Task to carry out: After locating the line that holds "Extract the structured", copy that line and all that follow it word for word through the end of the data, with no pictures.
** Opening Data supplied block **
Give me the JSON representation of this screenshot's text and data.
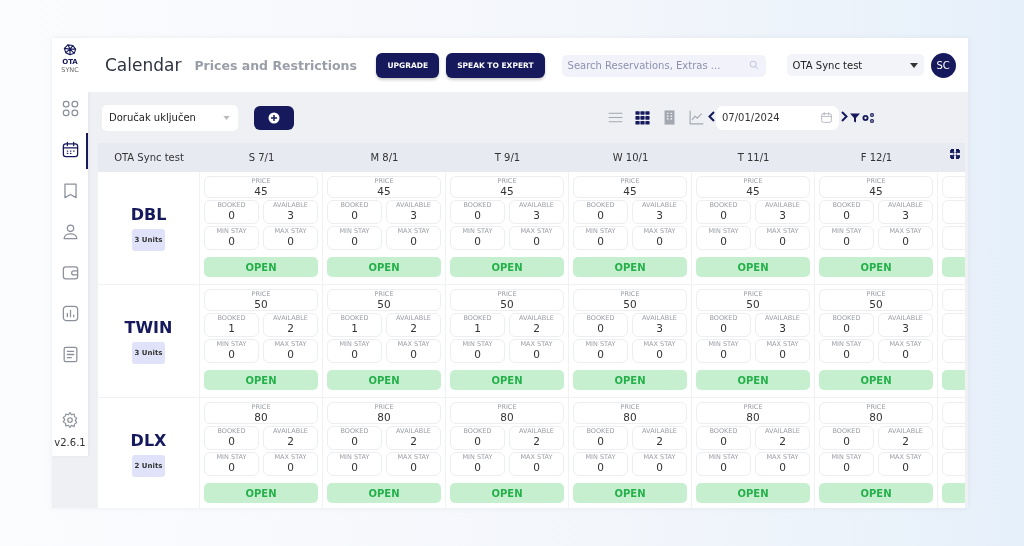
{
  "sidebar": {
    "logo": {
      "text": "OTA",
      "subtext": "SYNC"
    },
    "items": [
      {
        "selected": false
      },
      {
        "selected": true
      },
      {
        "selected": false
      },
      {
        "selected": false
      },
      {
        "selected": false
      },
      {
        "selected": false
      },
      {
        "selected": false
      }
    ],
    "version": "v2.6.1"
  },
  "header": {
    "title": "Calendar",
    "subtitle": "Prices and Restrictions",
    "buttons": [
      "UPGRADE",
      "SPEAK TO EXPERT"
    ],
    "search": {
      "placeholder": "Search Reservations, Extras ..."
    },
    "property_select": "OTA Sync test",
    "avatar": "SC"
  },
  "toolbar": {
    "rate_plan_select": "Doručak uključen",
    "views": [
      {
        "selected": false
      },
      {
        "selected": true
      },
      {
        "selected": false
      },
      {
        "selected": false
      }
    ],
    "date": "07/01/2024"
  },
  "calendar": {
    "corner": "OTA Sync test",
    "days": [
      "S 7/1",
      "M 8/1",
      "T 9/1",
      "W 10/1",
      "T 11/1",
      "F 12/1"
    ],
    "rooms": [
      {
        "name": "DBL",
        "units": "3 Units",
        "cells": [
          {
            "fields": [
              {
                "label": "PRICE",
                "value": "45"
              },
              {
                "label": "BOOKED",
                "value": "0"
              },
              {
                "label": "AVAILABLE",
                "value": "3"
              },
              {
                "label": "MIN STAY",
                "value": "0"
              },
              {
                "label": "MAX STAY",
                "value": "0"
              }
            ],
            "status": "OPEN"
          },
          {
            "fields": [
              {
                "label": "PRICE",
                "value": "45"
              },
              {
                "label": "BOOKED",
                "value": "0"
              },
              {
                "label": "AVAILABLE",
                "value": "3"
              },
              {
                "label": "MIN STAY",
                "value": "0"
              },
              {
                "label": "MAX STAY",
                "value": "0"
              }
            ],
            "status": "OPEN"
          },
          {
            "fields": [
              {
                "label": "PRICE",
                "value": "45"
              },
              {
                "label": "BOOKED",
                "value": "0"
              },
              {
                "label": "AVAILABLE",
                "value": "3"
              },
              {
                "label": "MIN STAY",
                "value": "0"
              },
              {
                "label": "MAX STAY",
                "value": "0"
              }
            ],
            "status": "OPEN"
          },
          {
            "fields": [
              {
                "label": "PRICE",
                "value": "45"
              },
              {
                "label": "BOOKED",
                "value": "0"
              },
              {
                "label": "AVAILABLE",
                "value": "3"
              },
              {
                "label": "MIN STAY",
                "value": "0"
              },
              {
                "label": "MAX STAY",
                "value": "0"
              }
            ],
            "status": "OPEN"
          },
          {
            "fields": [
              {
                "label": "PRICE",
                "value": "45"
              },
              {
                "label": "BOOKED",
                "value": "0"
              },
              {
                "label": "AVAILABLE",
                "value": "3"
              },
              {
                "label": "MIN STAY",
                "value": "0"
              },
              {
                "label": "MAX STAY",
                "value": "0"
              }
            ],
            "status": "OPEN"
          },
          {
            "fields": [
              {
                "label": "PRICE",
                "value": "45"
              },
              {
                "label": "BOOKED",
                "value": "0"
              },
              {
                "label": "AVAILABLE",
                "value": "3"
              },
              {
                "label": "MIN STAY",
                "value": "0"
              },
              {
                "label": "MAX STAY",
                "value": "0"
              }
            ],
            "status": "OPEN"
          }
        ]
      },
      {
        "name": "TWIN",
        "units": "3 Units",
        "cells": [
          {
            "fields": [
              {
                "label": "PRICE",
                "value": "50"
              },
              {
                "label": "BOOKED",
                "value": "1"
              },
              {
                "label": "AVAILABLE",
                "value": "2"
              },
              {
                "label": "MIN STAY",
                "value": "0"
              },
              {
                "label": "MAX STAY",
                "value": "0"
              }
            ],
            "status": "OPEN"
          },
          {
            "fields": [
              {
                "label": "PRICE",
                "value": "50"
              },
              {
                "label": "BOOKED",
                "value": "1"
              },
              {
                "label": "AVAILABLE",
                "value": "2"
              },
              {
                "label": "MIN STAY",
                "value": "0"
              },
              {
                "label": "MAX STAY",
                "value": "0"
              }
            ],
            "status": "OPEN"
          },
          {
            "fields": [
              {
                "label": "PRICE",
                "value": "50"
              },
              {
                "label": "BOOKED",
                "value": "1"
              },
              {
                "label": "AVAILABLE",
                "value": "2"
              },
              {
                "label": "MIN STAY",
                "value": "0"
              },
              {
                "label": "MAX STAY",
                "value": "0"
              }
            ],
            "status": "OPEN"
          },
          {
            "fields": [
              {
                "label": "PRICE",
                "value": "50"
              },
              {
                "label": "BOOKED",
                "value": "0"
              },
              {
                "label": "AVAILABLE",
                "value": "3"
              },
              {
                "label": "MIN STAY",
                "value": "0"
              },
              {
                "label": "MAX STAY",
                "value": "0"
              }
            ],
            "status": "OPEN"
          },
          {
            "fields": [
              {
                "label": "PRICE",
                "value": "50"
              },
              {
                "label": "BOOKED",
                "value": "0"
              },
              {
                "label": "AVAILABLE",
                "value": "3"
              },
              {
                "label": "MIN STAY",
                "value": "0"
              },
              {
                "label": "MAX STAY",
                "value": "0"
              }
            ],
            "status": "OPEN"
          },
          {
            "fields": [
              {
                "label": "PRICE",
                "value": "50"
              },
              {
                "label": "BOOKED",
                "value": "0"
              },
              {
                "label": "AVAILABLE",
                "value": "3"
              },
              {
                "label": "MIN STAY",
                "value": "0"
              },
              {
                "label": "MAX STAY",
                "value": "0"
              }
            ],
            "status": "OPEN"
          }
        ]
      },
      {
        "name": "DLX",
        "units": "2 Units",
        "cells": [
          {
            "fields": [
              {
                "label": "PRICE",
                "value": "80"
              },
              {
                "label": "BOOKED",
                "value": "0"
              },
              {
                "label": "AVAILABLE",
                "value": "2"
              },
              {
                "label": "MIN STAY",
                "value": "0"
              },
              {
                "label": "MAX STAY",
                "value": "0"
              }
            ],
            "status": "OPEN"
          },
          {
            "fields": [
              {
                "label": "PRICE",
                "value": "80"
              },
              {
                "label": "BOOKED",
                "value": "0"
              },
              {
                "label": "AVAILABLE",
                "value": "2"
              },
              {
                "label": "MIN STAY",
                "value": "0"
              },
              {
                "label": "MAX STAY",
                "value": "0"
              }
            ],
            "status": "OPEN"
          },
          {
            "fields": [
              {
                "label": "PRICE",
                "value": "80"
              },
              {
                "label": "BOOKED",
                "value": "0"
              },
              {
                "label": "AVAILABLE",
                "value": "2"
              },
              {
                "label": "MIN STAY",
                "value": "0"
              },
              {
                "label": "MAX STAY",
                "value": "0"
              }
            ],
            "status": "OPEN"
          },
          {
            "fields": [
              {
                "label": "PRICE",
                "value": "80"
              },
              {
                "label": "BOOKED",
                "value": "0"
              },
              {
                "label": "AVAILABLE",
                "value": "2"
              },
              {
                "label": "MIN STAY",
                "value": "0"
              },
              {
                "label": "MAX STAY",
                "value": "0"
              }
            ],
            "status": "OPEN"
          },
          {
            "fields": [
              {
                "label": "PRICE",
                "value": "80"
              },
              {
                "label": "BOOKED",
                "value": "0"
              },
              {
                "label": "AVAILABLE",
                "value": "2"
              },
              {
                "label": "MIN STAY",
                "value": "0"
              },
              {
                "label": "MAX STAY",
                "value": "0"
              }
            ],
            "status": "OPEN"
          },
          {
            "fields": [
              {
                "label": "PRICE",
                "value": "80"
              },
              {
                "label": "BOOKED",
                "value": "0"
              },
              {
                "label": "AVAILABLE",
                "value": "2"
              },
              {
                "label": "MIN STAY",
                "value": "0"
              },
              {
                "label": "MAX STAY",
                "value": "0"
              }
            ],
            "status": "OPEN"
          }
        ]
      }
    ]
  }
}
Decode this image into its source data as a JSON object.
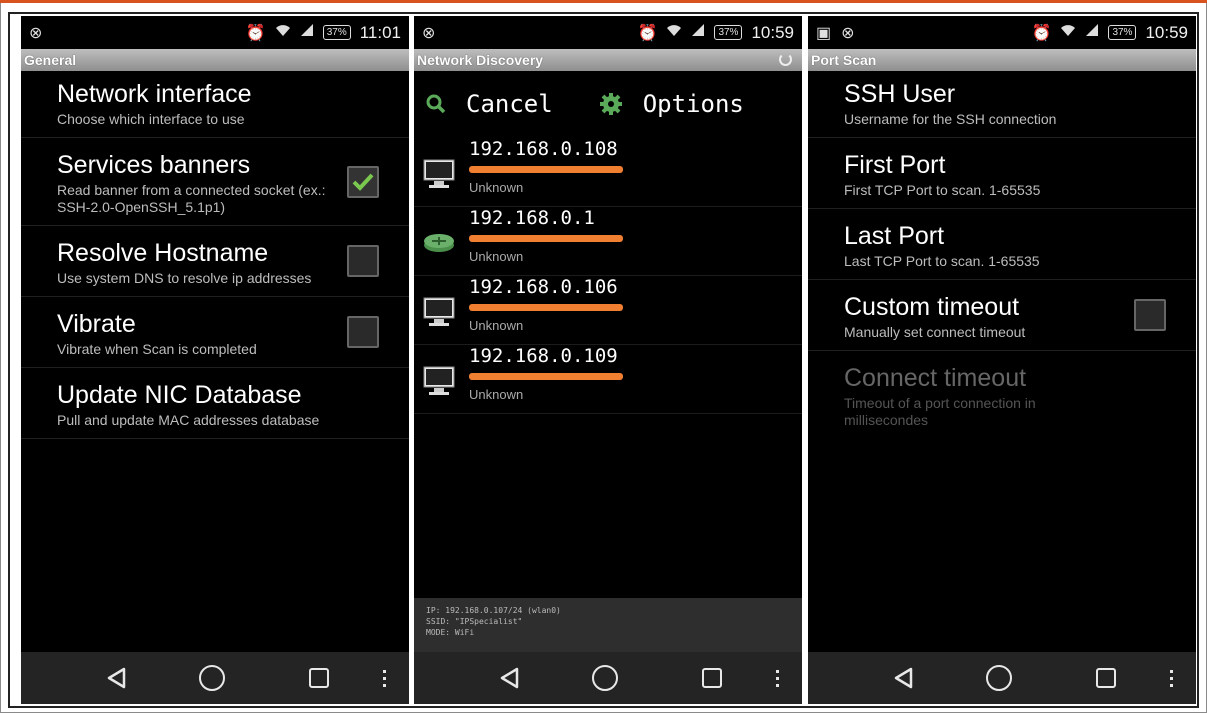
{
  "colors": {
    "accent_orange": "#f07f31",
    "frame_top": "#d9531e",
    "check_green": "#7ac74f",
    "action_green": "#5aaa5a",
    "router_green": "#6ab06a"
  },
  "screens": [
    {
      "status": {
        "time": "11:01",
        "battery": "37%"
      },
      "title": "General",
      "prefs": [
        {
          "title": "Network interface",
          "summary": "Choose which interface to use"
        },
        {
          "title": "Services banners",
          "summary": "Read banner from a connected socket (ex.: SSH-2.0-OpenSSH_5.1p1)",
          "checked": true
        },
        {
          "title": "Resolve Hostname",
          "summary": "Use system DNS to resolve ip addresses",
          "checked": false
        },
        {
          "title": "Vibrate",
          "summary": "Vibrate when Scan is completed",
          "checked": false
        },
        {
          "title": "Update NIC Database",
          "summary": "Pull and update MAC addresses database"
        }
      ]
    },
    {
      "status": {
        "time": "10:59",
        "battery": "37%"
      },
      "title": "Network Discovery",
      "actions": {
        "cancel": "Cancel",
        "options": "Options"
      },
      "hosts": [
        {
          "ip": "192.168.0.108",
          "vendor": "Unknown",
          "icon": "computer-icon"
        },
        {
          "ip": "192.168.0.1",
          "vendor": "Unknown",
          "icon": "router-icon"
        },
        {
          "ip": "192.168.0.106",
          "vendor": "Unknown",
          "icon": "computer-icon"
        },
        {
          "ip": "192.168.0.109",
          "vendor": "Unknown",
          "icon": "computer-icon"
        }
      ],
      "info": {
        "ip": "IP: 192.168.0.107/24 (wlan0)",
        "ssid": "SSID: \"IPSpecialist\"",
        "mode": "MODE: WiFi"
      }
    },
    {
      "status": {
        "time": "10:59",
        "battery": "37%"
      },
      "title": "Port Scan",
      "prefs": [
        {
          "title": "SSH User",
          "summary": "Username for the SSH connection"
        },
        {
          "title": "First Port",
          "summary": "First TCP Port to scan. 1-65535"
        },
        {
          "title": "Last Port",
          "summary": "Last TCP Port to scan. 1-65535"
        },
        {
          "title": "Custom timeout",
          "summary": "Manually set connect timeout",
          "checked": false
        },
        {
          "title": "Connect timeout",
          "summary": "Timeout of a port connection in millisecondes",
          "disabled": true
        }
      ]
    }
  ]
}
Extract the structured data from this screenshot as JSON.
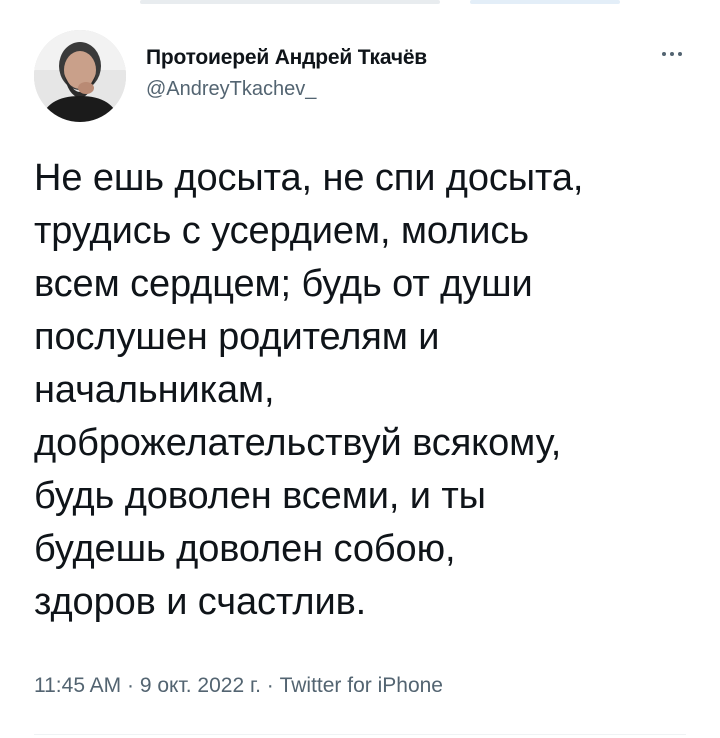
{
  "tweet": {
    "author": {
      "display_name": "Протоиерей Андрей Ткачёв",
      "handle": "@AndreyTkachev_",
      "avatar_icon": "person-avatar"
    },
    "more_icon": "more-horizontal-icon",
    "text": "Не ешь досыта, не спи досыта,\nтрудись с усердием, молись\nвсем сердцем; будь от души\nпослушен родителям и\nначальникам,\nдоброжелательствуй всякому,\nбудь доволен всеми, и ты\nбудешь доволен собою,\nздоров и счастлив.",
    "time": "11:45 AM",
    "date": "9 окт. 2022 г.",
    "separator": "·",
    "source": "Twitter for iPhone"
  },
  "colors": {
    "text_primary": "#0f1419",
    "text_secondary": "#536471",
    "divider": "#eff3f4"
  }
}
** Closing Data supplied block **
Solution to the exercise:
Extract the structured data from this screenshot as JSON.
{
  "tweet": {
    "author": {
      "display_name": "Протоиерей Андрей Ткачёв",
      "handle": "@AndreyTkachev_",
      "avatar_icon": "person-avatar"
    },
    "more_icon": "more-horizontal-icon",
    "text": "Не ешь досыта, не спи досыта,\nтрудись с усердием, молись\nвсем сердцем; будь от души\nпослушен родителям и\nначальникам,\nдоброжелательствуй всякому,\nбудь доволен всеми, и ты\nбудешь доволен собою,\nздоров и счастлив.",
    "time": "11:45 AM",
    "date": "9 окт. 2022 г.",
    "separator": "·",
    "source": "Twitter for iPhone"
  },
  "colors": {
    "text_primary": "#0f1419",
    "text_secondary": "#536471",
    "divider": "#eff3f4"
  }
}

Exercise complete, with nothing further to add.